EXCLUSIVE: Special grand jurors pleased with Fulton RICO indictment

‘I can see the opinions and feelings of the jury in this indictment’
Atlanta DA Fani Willis answers questions for the press after the indictment of former President Trump and 18 others at Fulton County Courthouse on Monday, August 14, 2023 in Atlanta. (Michael Blackshire/Michael.blackshire@ajc.com)

Credit: Michael Blackshire

Credit: Michael Blackshire

Atlanta DA Fani Willis answers questions for the press after the indictment of former President Trump and 18 others at Fulton County Courthouse on Monday, August 14, 2023 in Atlanta. (Michael Blackshire/Michael.blackshire@ajc.com)

One snuck glances at news sites throughout the day. Another stayed up late to watch Fulton County District Attorney Fani Willis’ press conference. A third went to bed early and woke up to dozens of text messages.

That’s how three of the Fulton residents who served on the special grand jury that helped Willis examine evidence of interference in Georgia’s 2020 election found out that former President Donald Trump and 18 others had been indicted on racketeering and other criminal charges.

In exclusive interviews with The Atlanta Journal-Constitution, the three jurors, who requested anonymity out of concern for their safety and privacy, described the surreal experience of watching Willis and her team announce the charges late Monday. The 98-page indictment heavily references evidence and testimony the special grand jury had heard firsthand behind closed doors last year, they said.

“I’ve tried to just move on a little bit, but last night definitely put into perspective how different this indictment is compared to every other one that’s come across,” one juror said Tuesday. “I think it made me realize I was a part of something really unique.”

The special grand jury met for almost eight months beginning in May 2022. It approved subpoenas and legal summonses and also heard testimony from nearly 75 witnesses, including former White House Chief of Staff Mark Meadows, Gov. Brian Kemp and U.S. Sen. Lindsey Graham. Unlike the separate, regular grand jury that voted on a “true bill” of indictment against Trump and others on Monday, the special grand jury essentially functioned as an investigative body for Willis solely focused on the 2020 elections investigation.

At the end of its service late last year, the special grand jury authored a final report, which made a series of indictment recommendations to the DA. The bulk of its suggestions were sealed by a Fulton Superior Court judge early this year after Willis asked for time to make indictment decisions.

In the months since, the special grand jurors collectively decided not to speak publicly about their recommendations, even though they were technically allowed to do so under Georgia law.
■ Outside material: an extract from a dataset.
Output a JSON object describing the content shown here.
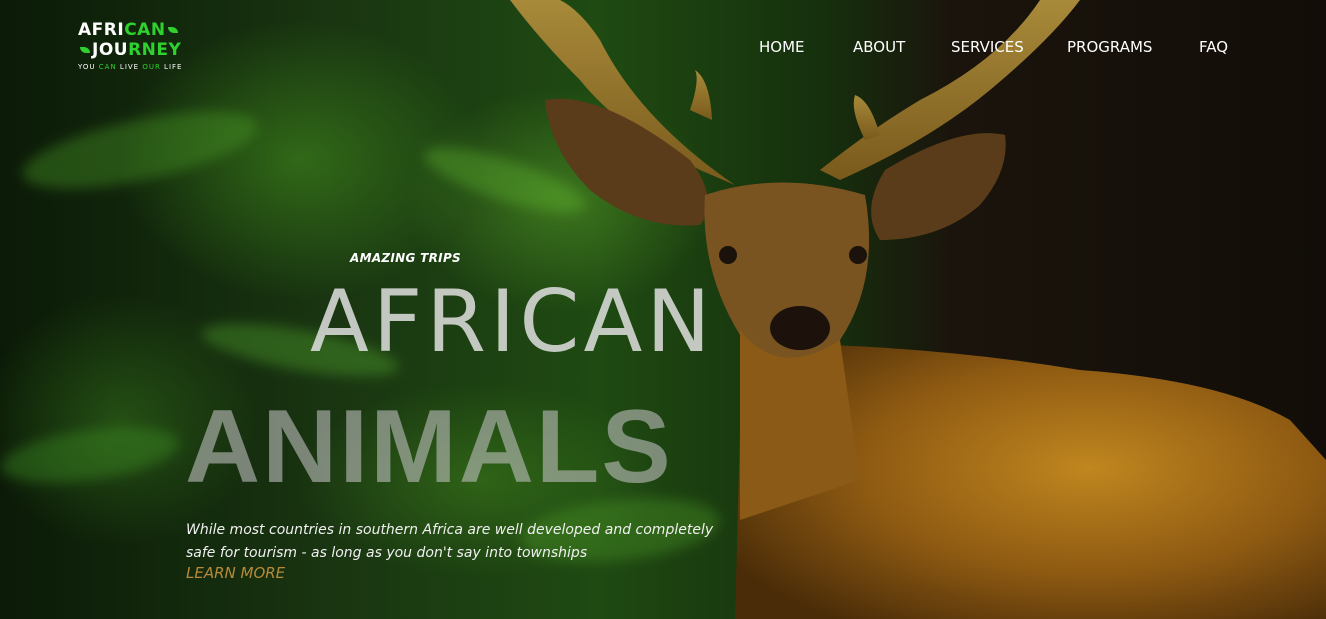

In a previous interview with the AJC, five jurors said they didn’t want to jeopardize the work of Willis and her colleagues, whom they said they immensely respect.

But in interviews on Tuesday, three jurors suggested the charges announced by Willis largely fall in line with what they had recommended.

“This is pretty on point,” one juror said.

Each said they were satisfied with the resulting indictment and Willis’ approach using Georgia’s sweeping racketeering law.

“When I woke up this morning and started looking at the news it was relief that I was feeling,” said another special grand juror on Tuesday. “It was like, ok, what we did and the time we spent meant something because (the DA) agreed with us. And now another group of people looked at all the facts and the information and they all came to the same resolution that we did.”

Said another, “I’m really proud of the work that we did and I can see the opinions and feelings of the jury in this indictment.”

It is the AJC’s policy not to publish the identities of jurors without their permission.

The jurors said they were mostly familiar with the information included in the indictment. But one said he was surprised at the extent to which the DA incorporated events that took place outside of Georgia to argue there was a broad criminal conspiracy. Another expressed surprise that only 19 people were charged in the indictment given the volume of evidence the jury heard about others.

“A lot of people aren’t named,” said the juror. She added that over the course of the special grand jury’s service, “we talked to a lot of people, so I’m actually impressed at how they got down to a list of this many people.”

The indictment makes reference to 30 unnamed, unindicted co-conspirators.

In the seven months since their service officially ended, the jurors have taken various levels of interest in the case. Some have disconnected, telling other jurors that they wanted to move on and didn’t want to be contacted. Others say they’re emotionally invested. Some stay in touch via a group text to share headlines and reaction.

The three jurors said they hope their final report will be released to the public soon. Not only so that the public can see what they recommended, but so they can refresh their own memories.

“Come on,” one juror said. “The indictments are out. Let’s show the work that we did.”

A coalition of media organizations led by the AJC has been pushing to unseal the full contents of the report, which it has argued is in the public interest. On Wednesday, the coalition renewed its push in a new filing in Fulton Superior Court.

“For the same reasons the Indictment is a public record, the Final Report should be published to permit the public to understand the scope and scale of the investigation that informed the Indictment’s charges,” the coalition argued.

Looking ahead, the jurors said they would like to see the legal system play out in this case.

“I just want to see justice done,” one said.

“I want it to not be ok to go on TV,” another said, “and spew lies to the media about fake elections... (so) people can have some sense of trust in the elections system again.”